Ruhle was the center of a controversial play in his Game Four LCS start. With two runners on in the fourth inning, Ruhle fielded a soft liner off the bat of Garry Maddox and threw to first base for the double play. However, Philadelphia players raced out of the dugout to argue that Ruhle had trapped the ball. During the argument, first baseman Art Howe stepped on second base and claimed a triple play. After 20 minutes, it was ruled a catch, but the triple play, "completed" after time had been called, was disallowed. Ruhle had a no-decision as the Astros lost in the tenth inning. He later started Game 4 of the 1981 National League Division Series against the Los Angeles Dodgers, losing a complete game 2–1 pitchers' duel with Fernando Valenzuela as Houston again wasted a 2–1 series advantage to lose in five games.

Ruhle continued to start less regularly before primarily shifting to relief work in 1983-84. He signed with the Cleveland Indians as a free agent after the 1984 season, and made 16 starts and 26 relief appearances for the club in 1985. He joined the California Angels in June 1986 and closed his career that year working mainly out of the bullpen. His last appearance was in Game 4 of the 1986 American League Championship Series against the Boston Red Sox, entering with the Angels trailing 1–0 with two out in the seventh inning; he surrendered two more runs in the eighth inning, but the Angels won in 11 innings after tying the game with three runs in the ninth.

In his 13-year career, Ruhle posted a record of 67–88 with 582 strikeouts and a 3.73 ERA in 327 games and 1411-1/3 innings. He later became a pitching coach with the Astros, Phillies and New York Mets, and finally the Cincinnati Reds from 2004 to 2006.

Ruhle died in Houston, Texas after a yearlong battle with multiple myeloma.[2]

References[edit]

  1. ^ Mackin, Bob, "The Unofficial Guide to Baseball's Most Unusual Records"
  2. ^ Vern Ruhle, Ex-Pitcher and Coach, Dies at 55. ESPN.com.
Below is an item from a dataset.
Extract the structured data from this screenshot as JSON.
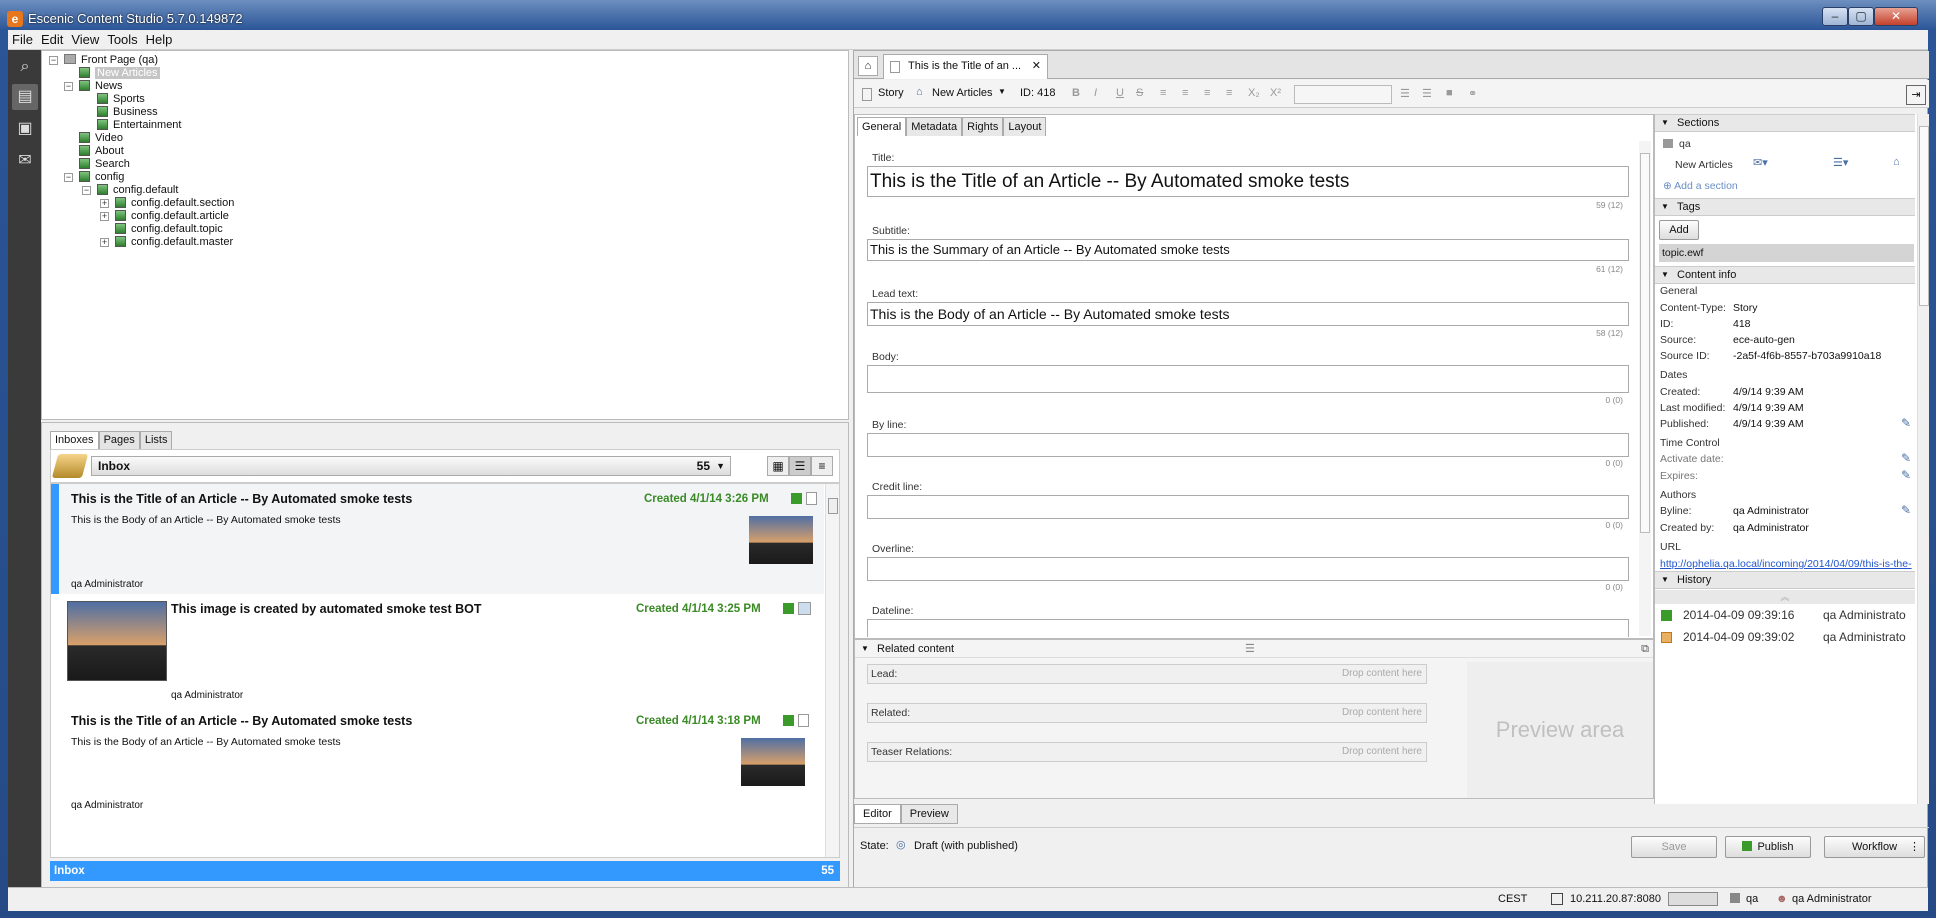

Retrieved July 28, 2013.

External links[edit]

Preceded by
Brent Strom
Houston Astros pitching coach
1997–2000
Succeeded by
Burt Hooton
Preceded by
Galen Cisco
Philadelphia Phillies pitching coach
2001–2002
Succeeded by
Joe Kerrigan
Preceded by
Charlie Hough
New York Mets pitching coach
2003
Succeeded by
Rick Peterson
Preceded by
Don Gullett
Cincinnati Reds pitching coach
2005–2006
Succeeded by
Dick Pole